A frost occurs when the temperature at ground level falls below 0°C. In a frost event, the water in between plant cells freezes. This process draws water out of surrounding cells, causing dehydration of plant tissue. The formation of sharp ice crystals, and the anomalous expansion of the water volume between the cells damages the tissue and causes the cells to burst. If such an event is followed by a sunny morning, affected leaves will suffer from oxidation and sun burn which will amplify the damage.
Spring frost (or radiation frost) is particularly harmful to fruit trees. It typically happens during the springtime when a combination of cloudless nights with little or no wind, low humidity and low temperature generate sub-zero conditions for an extended period of time. As the sun sets, heat is irradiated from the ground and reflected into the atmosphere. On regular days, this heat will protect the tree from exposure to low temperatures that are common during spring. But if there are no clouds to slow down this flow of energy, and no wind to mix air layers, a cold air layer will form close to the ground while hot air will rise up to the higher parts of the atmosphere leaving temperatures near the surface to drop below freezing point.

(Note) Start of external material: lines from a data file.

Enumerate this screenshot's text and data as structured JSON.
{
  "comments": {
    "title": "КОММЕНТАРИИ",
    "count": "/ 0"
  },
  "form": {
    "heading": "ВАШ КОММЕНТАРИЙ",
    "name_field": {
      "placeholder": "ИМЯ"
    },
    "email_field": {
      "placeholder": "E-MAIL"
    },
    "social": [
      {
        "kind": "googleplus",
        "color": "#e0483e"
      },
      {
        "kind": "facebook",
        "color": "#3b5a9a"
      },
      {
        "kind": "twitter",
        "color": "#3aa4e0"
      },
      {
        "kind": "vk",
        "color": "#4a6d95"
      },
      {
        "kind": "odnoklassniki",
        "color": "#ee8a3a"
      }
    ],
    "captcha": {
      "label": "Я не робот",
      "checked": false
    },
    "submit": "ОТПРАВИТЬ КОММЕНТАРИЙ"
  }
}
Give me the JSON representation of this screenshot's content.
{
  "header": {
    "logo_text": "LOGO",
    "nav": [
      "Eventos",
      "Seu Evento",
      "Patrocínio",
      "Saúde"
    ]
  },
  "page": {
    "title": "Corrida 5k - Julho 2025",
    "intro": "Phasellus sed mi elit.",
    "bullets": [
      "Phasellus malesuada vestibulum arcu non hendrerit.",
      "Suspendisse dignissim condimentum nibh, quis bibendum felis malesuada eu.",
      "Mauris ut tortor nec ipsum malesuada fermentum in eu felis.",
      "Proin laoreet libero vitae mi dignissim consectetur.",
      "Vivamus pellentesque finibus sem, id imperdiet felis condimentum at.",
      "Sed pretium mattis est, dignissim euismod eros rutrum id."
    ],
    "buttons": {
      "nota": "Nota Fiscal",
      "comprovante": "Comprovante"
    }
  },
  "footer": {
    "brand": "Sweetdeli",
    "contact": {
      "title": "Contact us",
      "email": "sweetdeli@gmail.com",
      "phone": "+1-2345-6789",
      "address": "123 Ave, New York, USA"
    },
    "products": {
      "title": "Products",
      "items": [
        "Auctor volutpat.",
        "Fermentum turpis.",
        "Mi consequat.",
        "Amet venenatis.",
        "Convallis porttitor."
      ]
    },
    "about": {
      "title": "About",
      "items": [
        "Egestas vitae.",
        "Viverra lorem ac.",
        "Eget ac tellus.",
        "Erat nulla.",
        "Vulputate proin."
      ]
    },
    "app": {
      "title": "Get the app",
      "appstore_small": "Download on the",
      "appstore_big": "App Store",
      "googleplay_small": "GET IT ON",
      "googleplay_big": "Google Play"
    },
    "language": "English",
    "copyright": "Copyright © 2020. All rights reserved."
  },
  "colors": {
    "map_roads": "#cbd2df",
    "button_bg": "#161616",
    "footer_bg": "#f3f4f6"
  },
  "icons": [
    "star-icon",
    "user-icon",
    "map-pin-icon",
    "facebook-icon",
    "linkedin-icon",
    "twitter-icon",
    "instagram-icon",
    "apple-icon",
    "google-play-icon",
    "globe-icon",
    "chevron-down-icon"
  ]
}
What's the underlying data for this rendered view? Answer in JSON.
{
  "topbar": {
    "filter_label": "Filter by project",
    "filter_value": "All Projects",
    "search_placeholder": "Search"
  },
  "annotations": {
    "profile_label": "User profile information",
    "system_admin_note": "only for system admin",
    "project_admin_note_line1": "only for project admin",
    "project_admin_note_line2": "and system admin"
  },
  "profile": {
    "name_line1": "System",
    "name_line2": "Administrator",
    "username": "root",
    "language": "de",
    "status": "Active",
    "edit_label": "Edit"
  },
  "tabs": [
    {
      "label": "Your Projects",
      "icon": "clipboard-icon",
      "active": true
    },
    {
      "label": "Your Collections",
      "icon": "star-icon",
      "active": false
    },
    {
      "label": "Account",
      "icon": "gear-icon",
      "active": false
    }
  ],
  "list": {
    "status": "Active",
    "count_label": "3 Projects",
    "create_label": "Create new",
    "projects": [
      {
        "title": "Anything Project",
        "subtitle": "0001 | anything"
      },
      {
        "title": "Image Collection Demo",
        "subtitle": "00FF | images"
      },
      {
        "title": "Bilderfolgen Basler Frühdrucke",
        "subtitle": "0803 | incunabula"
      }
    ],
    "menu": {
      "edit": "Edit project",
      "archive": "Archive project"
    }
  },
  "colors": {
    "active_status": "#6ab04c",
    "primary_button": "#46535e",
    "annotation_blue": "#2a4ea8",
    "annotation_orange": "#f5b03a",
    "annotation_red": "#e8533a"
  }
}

Damage from spring frosts may range from damaged buds or flowers, ruined fruit, poor crop quality to even full tree loss, and can be devastating to farmers and the local economy. The good news is that there are ways to mitigate and control it.
Frost protection methods keep trees at temperatures above the damage threshold.
Common methods used to protect fields and plantations from radiation frost include smokers, wind machines and propane burners. Naturally, there are pros and cons to each method. The proper choice depends on many factors such as the farm’s topography, cost of the equipment, operational costs and labor requirements.
Using sprinkler systems is among the most popular methods of frost protection due to their efficacy and cost-effectiveness.
During a radiation frost, crops are continuously sprayed with water above the canopy, that turns to ice. The freezing process releases latent heat which creates a micro climate and warms the air near the trees. For every 1 gram of water, 80 calories of energy is released. In addition, a thin layer of ice is created on the leaves that continually forms and melts so that water inside the plant cells will not freeze and the air surrounding the plant will not drop significantly below freezing point.
The frost protection system should be activated when temperatures start to fall below 2.5°C. The shutdown time is only in the morning after the frost event, when all the ice on leaves and trees is melted.
Encasing sensitive plants in a layer of ice may seem like the last thing you’d want to do. But it is highly effective in preventing or mitigating damage from spring frosts, and has several other benefits:
Frost protection using sprinklers requires the system to apply a consistent layer of water on the crop during the entire frost event until temperatures are back to safe levels.
Unlike irrigation systems that can irrigate different plots in shifts, frost protection systems need to cover the entire orchard while maintaining a high flow rate. This results in high system costs, especially from pumping, head control and mainlines. This is where targeted water application rather than full coverage can make a huge difference.
To achieve cost-effective protection, it is advised to design the system in a way that sprinklers are only applying water on the trees and not between the crop rows. For example, if the canopy area covers only 50 percent of the total surface, as in a vineyard, and the sprinklers apply water only on the canopy and not on bare ground, for an application rate of 5mm/hour required for good protection, the system main line will only need to deliver 2.5mm/hour. This will reduce the system cost by 30-40% compared to a full coverage sprinkler system.